WASHINGTON (AP) — If you haven't seen the mysteriously large comet prominent in the sky in recent weeks, better look soon, astronomers say.

The erupting body and its expanding cosmic dust cloud will soon be overshadowed by a commonplace full moon.

Comet 17P/Holmes, once so faint that it was lost by astronomers for half a century, began shooting out gas and dust in such volume three weeks ago that it can be seen with the naked eye. It's increased in brightness by as much as 1 million times.

But the comet's unusual and not quite understood outburst, which happened twice in 1892 but not since, is decreasing ever so slightly.
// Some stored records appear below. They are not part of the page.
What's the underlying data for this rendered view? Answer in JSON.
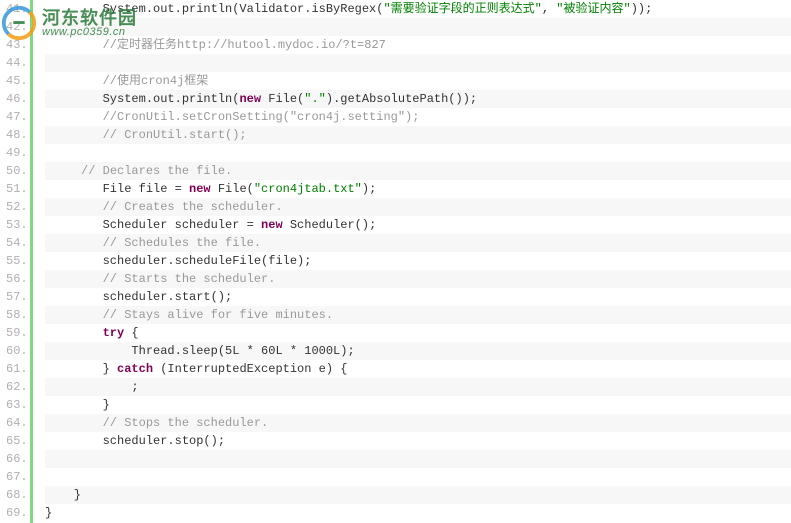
{
  "watermark": {
    "title": "河东软件园",
    "url": "www.pc0359.cn"
  },
  "startLine": 41,
  "lines": [
    {
      "alt": false,
      "tokens": [
        {
          "t": "        System.out.println(Validator.isByRegex(",
          "c": "default"
        },
        {
          "t": "\"需要验证字段的正则表达式\"",
          "c": "string"
        },
        {
          "t": ", ",
          "c": "default"
        },
        {
          "t": "\"被验证内容\"",
          "c": "string"
        },
        {
          "t": "));",
          "c": "default"
        }
      ]
    },
    {
      "alt": true,
      "tokens": [
        {
          "t": "",
          "c": "default"
        }
      ]
    },
    {
      "alt": false,
      "tokens": [
        {
          "t": "        ",
          "c": "default"
        },
        {
          "t": "//定时器任务http://hutool.mydoc.io/?t=827",
          "c": "comment"
        }
      ]
    },
    {
      "alt": true,
      "tokens": [
        {
          "t": "",
          "c": "default"
        }
      ]
    },
    {
      "alt": false,
      "tokens": [
        {
          "t": "        ",
          "c": "default"
        },
        {
          "t": "//使用cron4j框架",
          "c": "comment"
        }
      ]
    },
    {
      "alt": true,
      "tokens": [
        {
          "t": "        System.out.println(",
          "c": "default"
        },
        {
          "t": "new",
          "c": "keyword"
        },
        {
          "t": " File(",
          "c": "default"
        },
        {
          "t": "\".\"",
          "c": "string"
        },
        {
          "t": ").getAbsolutePath());",
          "c": "default"
        }
      ]
    },
    {
      "alt": false,
      "tokens": [
        {
          "t": "        ",
          "c": "default"
        },
        {
          "t": "//CronUtil.setCronSetting(\"cron4j.setting\");",
          "c": "comment"
        }
      ]
    },
    {
      "alt": true,
      "tokens": [
        {
          "t": "        ",
          "c": "default"
        },
        {
          "t": "// CronUtil.start();",
          "c": "comment"
        }
      ]
    },
    {
      "alt": false,
      "tokens": [
        {
          "t": "",
          "c": "default"
        }
      ]
    },
    {
      "alt": true,
      "tokens": [
        {
          "t": "     ",
          "c": "default"
        },
        {
          "t": "// Declares the file.",
          "c": "comment"
        }
      ]
    },
    {
      "alt": false,
      "tokens": [
        {
          "t": "        File file = ",
          "c": "default"
        },
        {
          "t": "new",
          "c": "keyword"
        },
        {
          "t": " File(",
          "c": "default"
        },
        {
          "t": "\"cron4jtab.txt\"",
          "c": "string"
        },
        {
          "t": ");",
          "c": "default"
        }
      ]
    },
    {
      "alt": true,
      "tokens": [
        {
          "t": "        ",
          "c": "default"
        },
        {
          "t": "// Creates the scheduler.",
          "c": "comment"
        }
      ]
    },
    {
      "alt": false,
      "tokens": [
        {
          "t": "        Scheduler scheduler = ",
          "c": "default"
        },
        {
          "t": "new",
          "c": "keyword"
        },
        {
          "t": " Scheduler();",
          "c": "default"
        }
      ]
    },
    {
      "alt": true,
      "tokens": [
        {
          "t": "        ",
          "c": "default"
        },
        {
          "t": "// Schedules the file.",
          "c": "comment"
        }
      ]
    },
    {
      "alt": false,
      "tokens": [
        {
          "t": "        scheduler.scheduleFile(file);",
          "c": "default"
        }
      ]
    },
    {
      "alt": true,
      "tokens": [
        {
          "t": "        ",
          "c": "default"
        },
        {
          "t": "// Starts the scheduler.",
          "c": "comment"
        }
      ]
    },
    {
      "alt": false,
      "tokens": [
        {
          "t": "        scheduler.start();",
          "c": "default"
        }
      ]
    },
    {
      "alt": true,
      "tokens": [
        {
          "t": "        ",
          "c": "default"
        },
        {
          "t": "// Stays alive for five minutes.",
          "c": "comment"
        }
      ]
    },
    {
      "alt": false,
      "tokens": [
        {
          "t": "        ",
          "c": "default"
        },
        {
          "t": "try",
          "c": "keyword"
        },
        {
          "t": " {",
          "c": "default"
        }
      ]
    },
    {
      "alt": true,
      "tokens": [
        {
          "t": "            Thread.sleep(5L * 60L * 1000L);",
          "c": "default"
        }
      ]
    },
    {
      "alt": false,
      "tokens": [
        {
          "t": "        } ",
          "c": "default"
        },
        {
          "t": "catch",
          "c": "keyword"
        },
        {
          "t": " (InterruptedException e) {",
          "c": "default"
        }
      ]
    },
    {
      "alt": true,
      "tokens": [
        {
          "t": "            ;",
          "c": "default"
        }
      ]
    },
    {
      "alt": false,
      "tokens": [
        {
          "t": "        }",
          "c": "default"
        }
      ]
    },
    {
      "alt": true,
      "tokens": [
        {
          "t": "        ",
          "c": "default"
        },
        {
          "t": "// Stops the scheduler.",
          "c": "comment"
        }
      ]
    },
    {
      "alt": false,
      "tokens": [
        {
          "t": "        scheduler.stop();",
          "c": "default"
        }
      ]
    },
    {
      "alt": true,
      "tokens": [
        {
          "t": "",
          "c": "default"
        }
      ]
    },
    {
      "alt": false,
      "tokens": [
        {
          "t": "",
          "c": "default"
        }
      ]
    },
    {
      "alt": true,
      "tokens": [
        {
          "t": "    }",
          "c": "default"
        }
      ]
    },
    {
      "alt": false,
      "tokens": [
        {
          "t": "}",
          "c": "default"
        }
      ]
    }
  ]
}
And the moon is getting fuller and brighter, making the comet harder to see, said Johns Hopkins University planetary astronomer Hal Weaver